In 2016, India too did that. Borrowing from the Indian model, we can expect high inflation and chaos in the next few months. Sadly that some lives may be lost, in the worst.
It is important to first look at the most likely ways people holding cash may want to spend it.
As expected, people with unbanked cash will rush to deposit the money to the bank or spend it in a thrifty way. At the bank, there will be a major scrutiny to smoke out those who cannot explain the abrupt swell in their bank accounts.
Another possible get-away for people holding large amounts of money is by exchanging it with US dollars.
From a 2019 economic survey, Kenya had by July 2018 about Ksh210 billion out in the economy in one thousand denomination and which was not banked. About Ksh 20 billion in lesser denomination notes was also feared to be out. In total, about Ksh 230 billion is out in the economy but not banked.
Seeking to exchange Ksh230 billion to US dollars would create a high demand for the dollar. The Central Bank will regulate the foreign exchange reserve and make sure that the money being held will not be cleansed by foreign exchange.
With those major holes having been sealed, this is how chaos will come.

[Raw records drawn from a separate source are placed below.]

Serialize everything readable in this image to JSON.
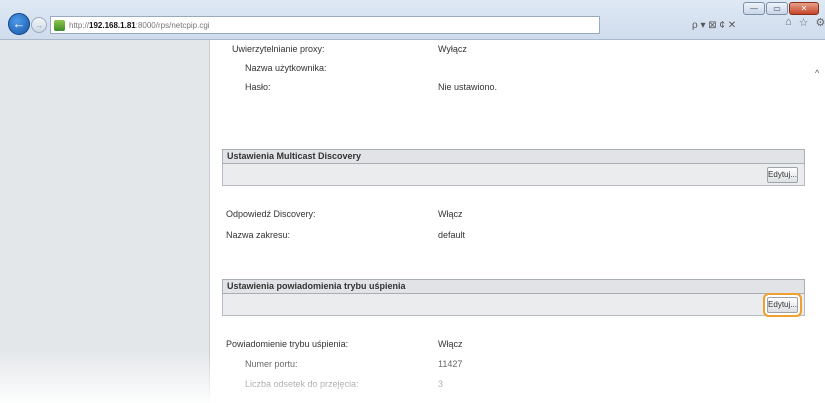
{
  "browser": {
    "url_prefix": "http://",
    "url_host": "192.168.1.81",
    "url_path": ":8000/rps/netcpip.cgi",
    "search_tools": "ρ ▾ ⊠ ¢ ✕",
    "win_min": "—",
    "win_max": "▭",
    "win_close": "✕"
  },
  "proxy": {
    "auth_label": "Uwierzytelnianie proxy:",
    "auth_value": "Wyłącz",
    "user_label": "Nazwa użytkownika:",
    "user_value": "",
    "pass_label": "Hasło:",
    "pass_value": "Nie ustawiono."
  },
  "multicast": {
    "title": "Ustawienia Multicast Discovery",
    "edit_label": "Edytuj...",
    "response_label": "Odpowiedź Discovery:",
    "response_value": "Włącz",
    "scope_label": "Nazwa zakresu:",
    "scope_value": "default"
  },
  "sleep": {
    "title": "Ustawienia powiadomienia trybu uśpienia",
    "edit_label": "Edytuj...",
    "notify_label": "Powiadomienie trybu uśpienia:",
    "notify_value": "Włącz",
    "port_label": "Numer portu:",
    "port_value": "11427",
    "count_label": "Liczba odsetek do przejęcia:",
    "count_value": "3"
  }
}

People will seek to spend money in high value assets such as cars, and real estate. In the next one year, there is a likelihood of inflation. Effects of demonetization take about 12 months. India’s story was sad, though it brought some desired results.
In India, two high value notes were declared ‘illegal tender’ and hence people had to scramble for new notes. In the rush, the casual labourers were most hit as the new currency was a very scarce commodity.
With no money to buy basic items such as food, poor families could hardly support life. With the same economic indices in Kenya as India, people who depend on their day’s salary for the same day’s livelihood should brace themselves for hard times ahead.
Shopping malls, supermarkets and essentially all traders will reach a point to refuse taking the old notes an especially in high value denomination. The traders will refuse to take the notes in fear of withholding them past the deadline. Only the banks can save this.
In India, the effects of demonetisation transcended to scramble for basic services such as healthcare. In the cases where the situations were too intense, people lost their lives. It is reported that around 80 Indians died from the effects of demonetization.